INPUT RECORDS:
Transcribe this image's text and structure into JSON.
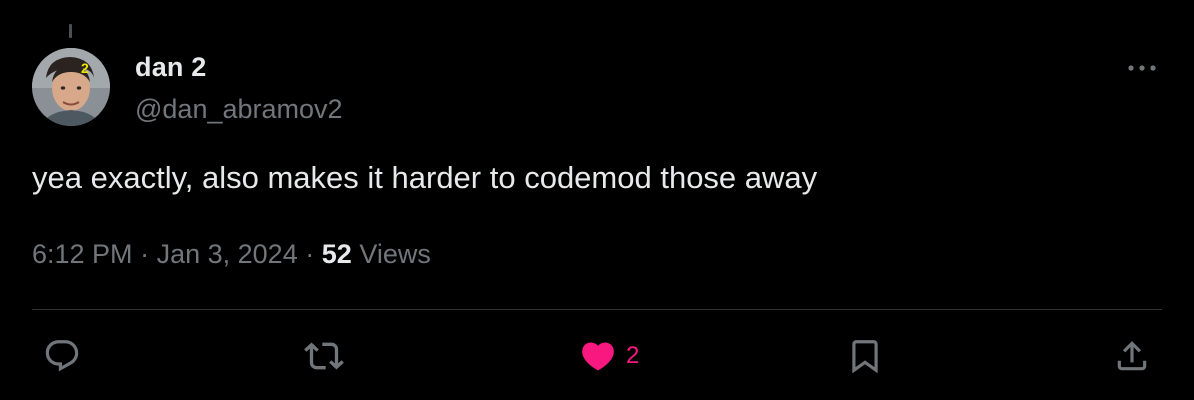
{
  "tweet": {
    "author": {
      "display_name": "dan 2",
      "handle": "@dan_abramov2",
      "avatar_badge": "2"
    },
    "text": "yea exactly, also makes it harder to codemod those away",
    "time": "6:12 PM",
    "date": "Jan 3, 2024",
    "views_count": "52",
    "views_label": "Views",
    "separator": "·"
  },
  "actions": {
    "reply_icon": "reply-icon",
    "repost_icon": "repost-icon",
    "like_icon": "heart-filled-icon",
    "like_count": "2",
    "bookmark_icon": "bookmark-icon",
    "share_icon": "share-icon",
    "more_icon": "more-horizontal-icon"
  },
  "colors": {
    "background": "#000000",
    "primary_text": "#e7e9ea",
    "secondary_text": "#71767b",
    "like_pink": "#f91880",
    "divider": "#2f3336",
    "badge_yellow": "#f2e600"
  }
}
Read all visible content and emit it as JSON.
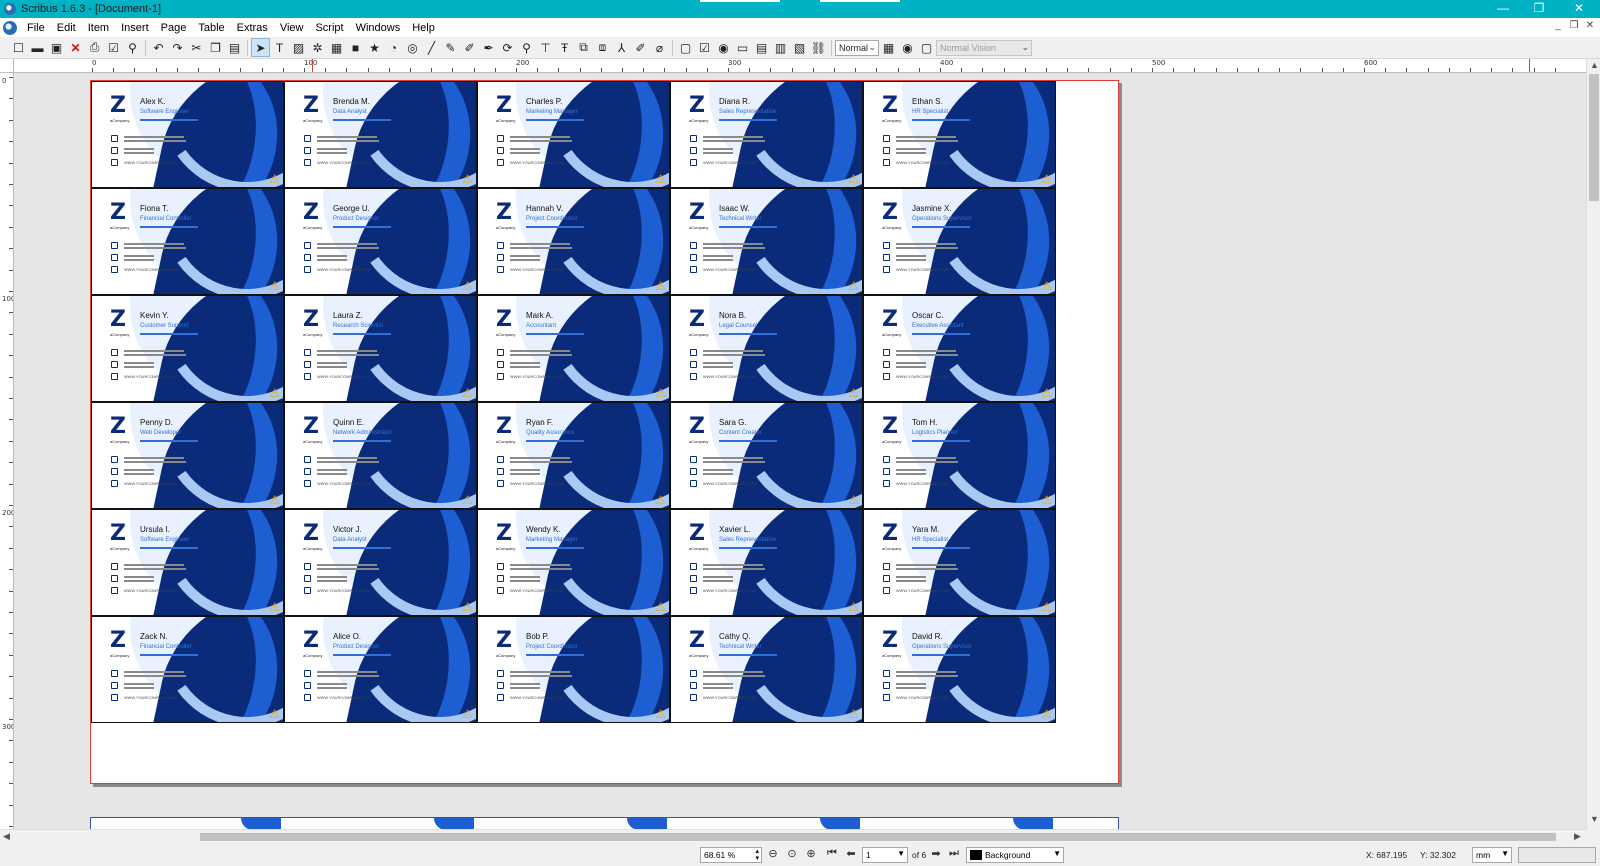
{
  "window": {
    "title": "Scribus 1.6.3 - [Document-1]",
    "minimize": "—",
    "restore": "❐",
    "close": "✕"
  },
  "menubar": {
    "items": [
      "File",
      "Edit",
      "Item",
      "Insert",
      "Page",
      "Table",
      "Extras",
      "View",
      "Script",
      "Windows",
      "Help"
    ],
    "mdi_minimize": "_",
    "mdi_restore": "❐",
    "mdi_close": "✕"
  },
  "toolbar": {
    "view_mode": "Normal",
    "vision": "Normal Vision"
  },
  "rulers": {
    "horizontal_labels": [
      "0",
      "100",
      "200",
      "300",
      "400",
      "500",
      "600"
    ],
    "vertical_labels": [
      "0",
      "100",
      "200",
      "300"
    ]
  },
  "cards": [
    {
      "name": "Alex K.",
      "role": "Software Engineer"
    },
    {
      "name": "Brenda M.",
      "role": "Data Analyst"
    },
    {
      "name": "Charles P.",
      "role": "Marketing Manager"
    },
    {
      "name": "Diana R.",
      "role": "Sales Representative"
    },
    {
      "name": "Ethan S.",
      "role": "HR Specialist"
    },
    {
      "name": "Fiona T.",
      "role": "Financial Controller"
    },
    {
      "name": "George U.",
      "role": "Product Designer"
    },
    {
      "name": "Hannah V.",
      "role": "Project Coordinator"
    },
    {
      "name": "Isaac W.",
      "role": "Technical Writer"
    },
    {
      "name": "Jasmine X.",
      "role": "Operations Supervisor"
    },
    {
      "name": "Kevin Y.",
      "role": "Customer Support"
    },
    {
      "name": "Laura Z.",
      "role": "Research Scientist"
    },
    {
      "name": "Mark A.",
      "role": "Accountant"
    },
    {
      "name": "Nora B.",
      "role": "Legal Counsel"
    },
    {
      "name": "Oscar C.",
      "role": "Executive Assistant"
    },
    {
      "name": "Penny D.",
      "role": "Web Developer"
    },
    {
      "name": "Quinn E.",
      "role": "Network Administrator"
    },
    {
      "name": "Ryan F.",
      "role": "Quality Assurance"
    },
    {
      "name": "Sara G.",
      "role": "Content Creator"
    },
    {
      "name": "Tom H.",
      "role": "Logistics Planner"
    },
    {
      "name": "Ursula I.",
      "role": "Software Engineer"
    },
    {
      "name": "Victor J.",
      "role": "Data Analyst"
    },
    {
      "name": "Wendy K.",
      "role": "Marketing Manager"
    },
    {
      "name": "Xavier L.",
      "role": "Sales Representative"
    },
    {
      "name": "Yara M.",
      "role": "HR Specialist"
    },
    {
      "name": "Zack N.",
      "role": "Financial Controller"
    },
    {
      "name": "Alice O.",
      "role": "Product Designer"
    },
    {
      "name": "Bob P.",
      "role": "Project Coordinator"
    },
    {
      "name": "Cathy Q.",
      "role": "Technical Writer"
    },
    {
      "name": "David R.",
      "role": "Operations Supervisor"
    }
  ],
  "card_template": {
    "company": "aCompany",
    "website": "WWW.YOURCOMPANY.COM",
    "colors": {
      "navy": "#0a2a7a",
      "blue": "#1d5fd3",
      "light_blue": "#a9c8f4",
      "warning": "#f2a900"
    }
  },
  "statusbar": {
    "zoom": "68.61 %",
    "page_number": "1",
    "page_count": "of 6",
    "layer": "Background",
    "x_coord": "X: 687.195",
    "y_coord": "Y: 32.302",
    "unit": "mm"
  }
}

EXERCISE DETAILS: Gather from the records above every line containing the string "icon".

EXERCISE ANSWER:
    "reply_icon": "reply-icon",
    "repost_icon": "repost-icon",
    "like_icon": "heart-filled-icon",
    "bookmark_icon": "bookmark-icon",
    "share_icon": "share-icon",
    "more_icon": "more-horizontal-icon"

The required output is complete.